Imran Khan says party leaders are being forced to quit amid standoff with army

The standoff between Imran Khan’s party and the Pakistan Army intensified following the May 9 violence in the country.


Pakistan’s former prime minister Imran Khan on Wednesday said senior leaders were being pressurized to resign from his party amid crackdown, as a former cabinet minister resigned.

Rights monitors said authorities have detained thousands of supporters of Khan’s Pakistan Tehreek-e-Insaf (PTI) party since street violence broke out over his brief arrest earlier this month.

Party spokesman Fawad Chaudhry, who served as information minister in Khan’s government, quit the party, while former finance minister, general secretary Asad Umar, said he would step down from his post but would remain with the PTI.

This comes after senior vice president Shireen Mazari parted ways with Khan on Tuesday.

The trio made their announcements after Khan was released from custody for inciting street violence following his arrest.

“This is an action that I have never seen before in the history of Pakistan,” Khan said in a video address on Wednesday night.

If you say you are part of PTI, you will face harassment and violence, you will be locked up.

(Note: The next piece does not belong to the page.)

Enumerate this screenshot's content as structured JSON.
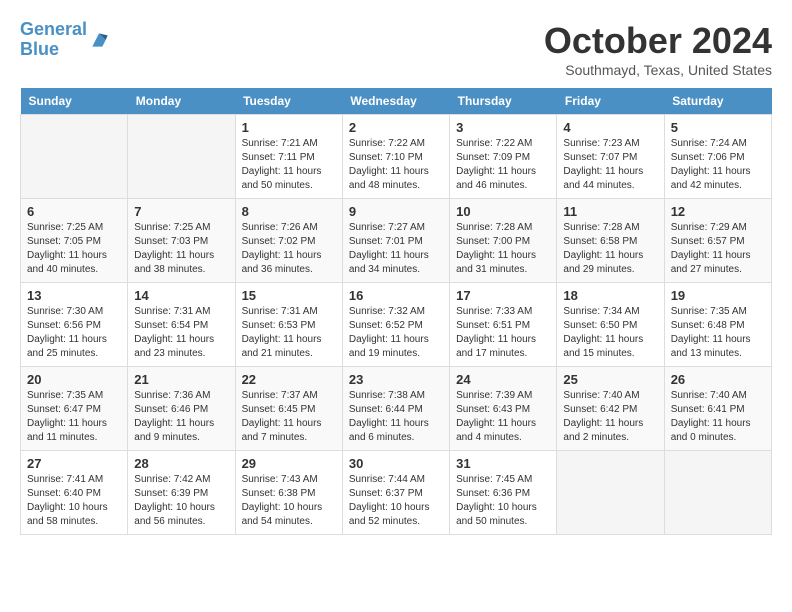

“If you say the magic words, ‘we are no longer in PTI’, you will be released.”

Khan claimed that Daman was being targeted by grassroots supporters and officials.

“They have put everyone in jail, I don’t even know who to contact now,” he said from his home in the eastern city of Lahore.

Chowdhury announced his resignation on Twitter, condemning the civil unrest and saying he would be “taking a break from politics”.

Omar meanwhile held a press conference, stating that he was not pressured into his decision to step down as Secretary-General.

“There is a climate of fear among Khan’s supporters following the arbitrary arrests of several opposition leaders,” Amnesty International said on Tuesday.

“The authorities must stop cracking down on political opposition,” he said in a joint statement with other organizations, accusing the government of using “vague anti-terror laws” to justify the detentions.

Since he was removed from office, Khan, 70, has waged an unprecedented campaign of defiance against the powerful military establishment, long regarded as Pakistan’s powerbroker.

He accused top officers of orchestrating his downfall and even of plotting an assassination attempt in November in which he was shot in the leg, allegations the military denies.

His arrest on corruption charges at the Islamabad High Court came just hours after he reiterated the claim and was seen as an attempt by his party to erode support ahead of elections due after October.

People ransacked cities, set buildings on fire, blocked roads and clashed with police outside military installations during the unrest, which left nine people dead.

Khan was freed from three days’ custody after the Supreme Court declared the arrest illegal.

The army has denied Khan’s claims that “agencies” planned the violence to discredit his party.

Meanwhile, Islamabad has promised to prosecute those accused of violence against military installations in military courts.

(Except for the headline, this story has not been edited by NDTV staff and is published from a syndicated feed.)